It is all so overwhelming and honestly scary. Do I really want to know what may be lurking around in my body and what I may carry that causes my body to shut down? Not to mention that infertility treatments come with a hefty price tag and no guarantee.
My appointment was about a year ago. Last month my husband and I finally agreed upon a timeline; if nothing happens within the next year I will go back to the fertility center and continue on my journey with testing. The test results will only lead me to even more questions, [for example], IVF, donor egg, [or] adoption. More testing will basically tell me if I am even a viable candidate for IVF or if I should just explore other options.
I have never felt any pain like this in my life, and I have been through my fair share of deaths, heartaches and sick family members. I am mourning the loss of something I have always longed for, and it has been taken away without any control of my own.
Every single month it hurts, and I cry. It doesn’t get easier. It is such a deep, deep pain that I can’t even really put into words. I literally cry sometimes when I see other mothers walking through the store with their babies. I cry privately every time another friend, family member or coworker is pregnant. I am happy for them, but I cry for myself for my pain. I am crying right now as I answer these questions.
But I refuse to sink, I refuse to fall into a depression or let this define my life. I fight through the pain and heartache every single day.
The only real outlet I have found that is helpful for me is talking with God. I put all of my hope, faith and trust in Him. I know that He has a plan for me. Whatever he has planned is better than anything I could possibly plan for myself and I have learned to trust in him and believe. For one day soon I will understand his plan, it will all make sense.
My motto from very early on in my infertility journey has been, “Hope Anchors the Soul” (Hebrews 6:19). I will continue to hold onto hope every single day.
Every single month it hurts, and I cry. It doesn’t get easier. It is such a deep, deep pain that I can’t even really put into words. I literally cry sometimes when I see other mothers walking through the store with their babies.
For me it’s the latter of the two, I just need someone to listen or just to hold me just be there with me in the moment, no words are necessary.
We have decided to wait one more year, before any further testing.
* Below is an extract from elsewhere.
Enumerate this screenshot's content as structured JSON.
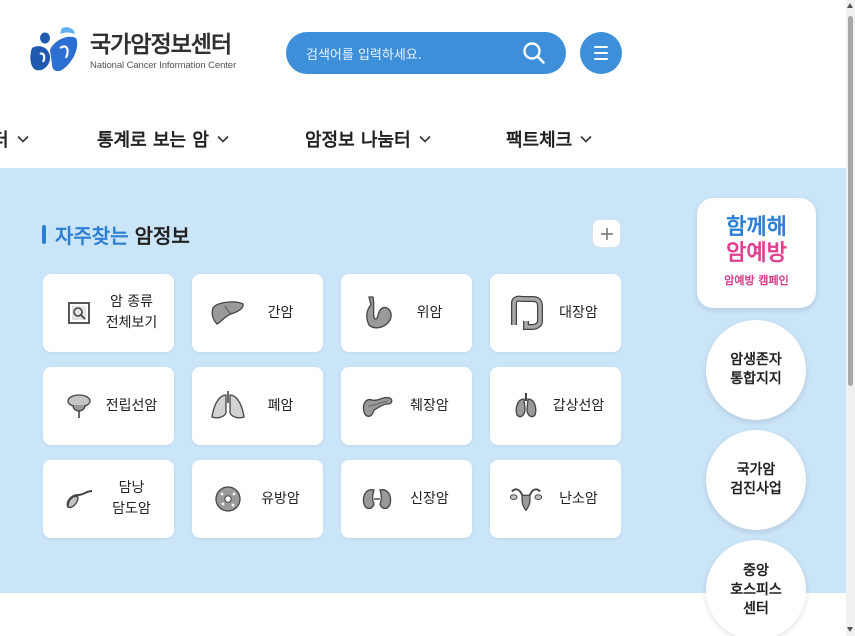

One more year of trying naturally conceive. Next year we will go back to our specialist for more testing, which will include genetic testing, an infectious disease screening, an ultra sound to look at ovaries and another test to check my ovarian reserve.
Depending on those results we will have to decide if we want to, A. Try in vitro fertilization, B. Use a donor egg or C. Adopt
Right now I have pretty much rolled out the donor egg option but I can’t say that my mind won’t change in a year.
Giving hope to other women is my purpose in this conversation; I don’t want to see anyone silently suffering, like I have. When I reached out to you I just figured I had nothing to lose, and if I could help one person by putting my experiences out there then it’s all worth it in the end.
There are people to talk to, there are other women who understand the pain, and most importantly it’s not our fault. I want people to stop feeling entitled to thinking it’s okay to just walk up to women and drill them on when they are going to start a family. The innocent questions of, “When are you starting a family? What are you waiting for?” are really none of anyone’s business.
I want people to understand that this is a real medical condition. Even with my medical diagnosis I have family members who basically don’t believe it and keep telling me to just “have fun.” I want the women of the infertility community to come together.
Thank you, Danielle, for sharing your story and your voice. If any other mothers out there want to talk about topics about which they are passionate, please reach out here. I’d love to hear from you.